Exercise aim >>
Count the lines below that include the word "Choose" and write that number alone.

○ ○ ○

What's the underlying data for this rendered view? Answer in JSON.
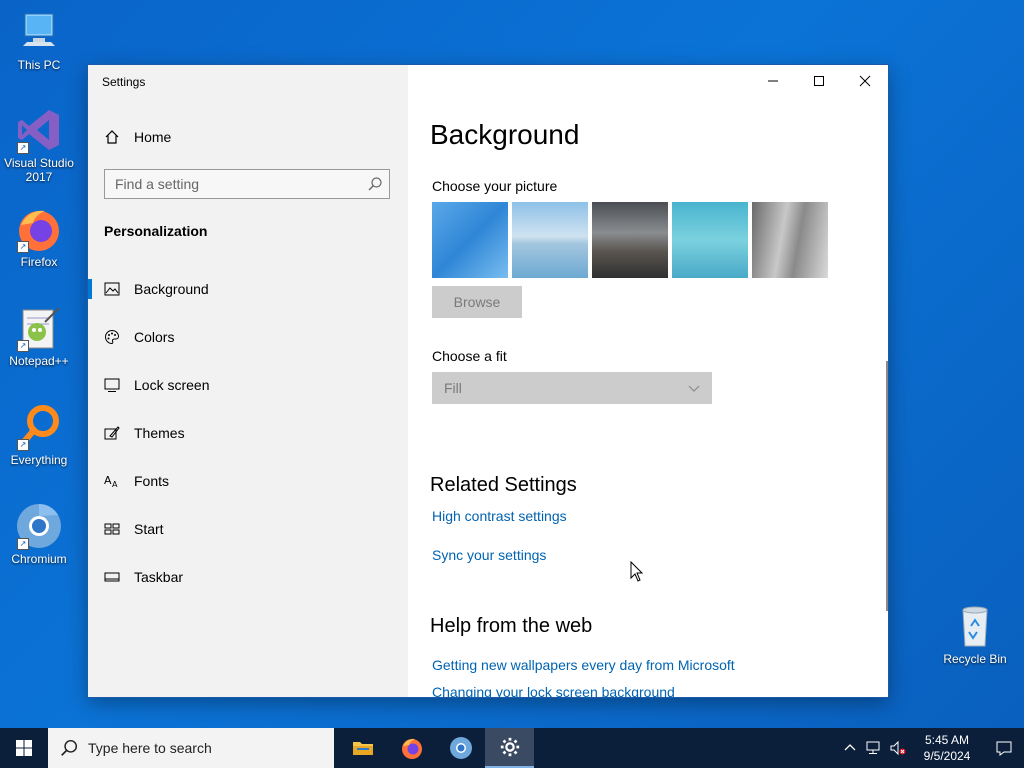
{
  "desktop": {
    "icons": [
      {
        "label": "This PC"
      },
      {
        "label": "Visual Studio 2017"
      },
      {
        "label": "Firefox"
      },
      {
        "label": "Notepad++"
      },
      {
        "label": "Everything"
      },
      {
        "label": "Chromium"
      },
      {
        "label": "Recycle Bin"
      }
    ]
  },
  "window": {
    "title": "Settings",
    "home_label": "Home",
    "search_placeholder": "Find a setting",
    "section": "Personalization",
    "nav": [
      {
        "label": "Background",
        "icon": "picture-icon",
        "selected": true
      },
      {
        "label": "Colors",
        "icon": "palette-icon"
      },
      {
        "label": "Lock screen",
        "icon": "lock-screen-icon"
      },
      {
        "label": "Themes",
        "icon": "themes-icon"
      },
      {
        "label": "Fonts",
        "icon": "fonts-icon"
      },
      {
        "label": "Start",
        "icon": "start-icon"
      },
      {
        "label": "Taskbar",
        "icon": "taskbar-icon"
      }
    ]
  },
  "content": {
    "title": "Background",
    "choose_picture": "Choose your picture",
    "browse_label": "Browse",
    "choose_fit": "Choose a fit",
    "fit_value": "Fill",
    "related_title": "Related Settings",
    "related_links": [
      "High contrast settings",
      "Sync your settings"
    ],
    "help_title": "Help from the web",
    "help_links": [
      "Getting new wallpapers every day from Microsoft",
      "Changing your lock screen background"
    ]
  },
  "taskbar": {
    "search_placeholder": "Type here to search",
    "time": "5:45 AM",
    "date": "9/5/2024"
  },
  "colors": {
    "accent": "#0078d7",
    "link": "#0063b1",
    "taskbar": "#0b1f3b"
  }
}
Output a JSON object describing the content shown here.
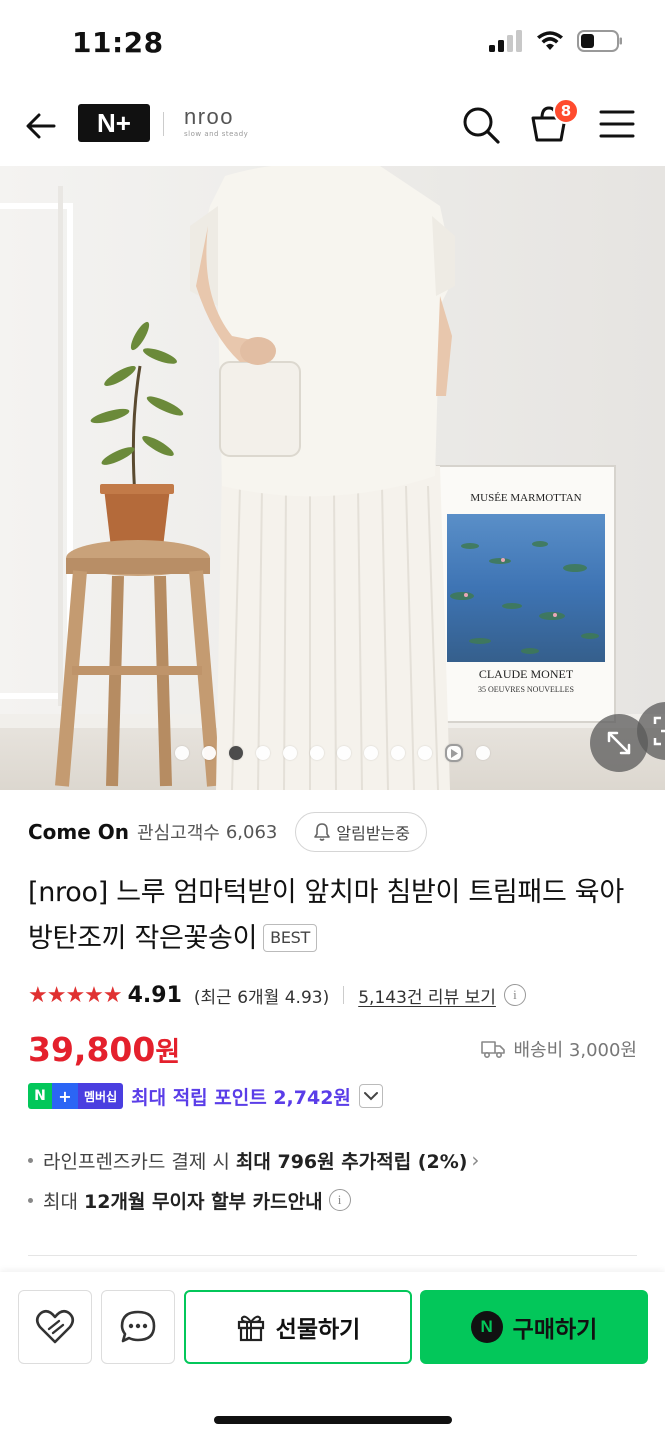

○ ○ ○

Response box >>
2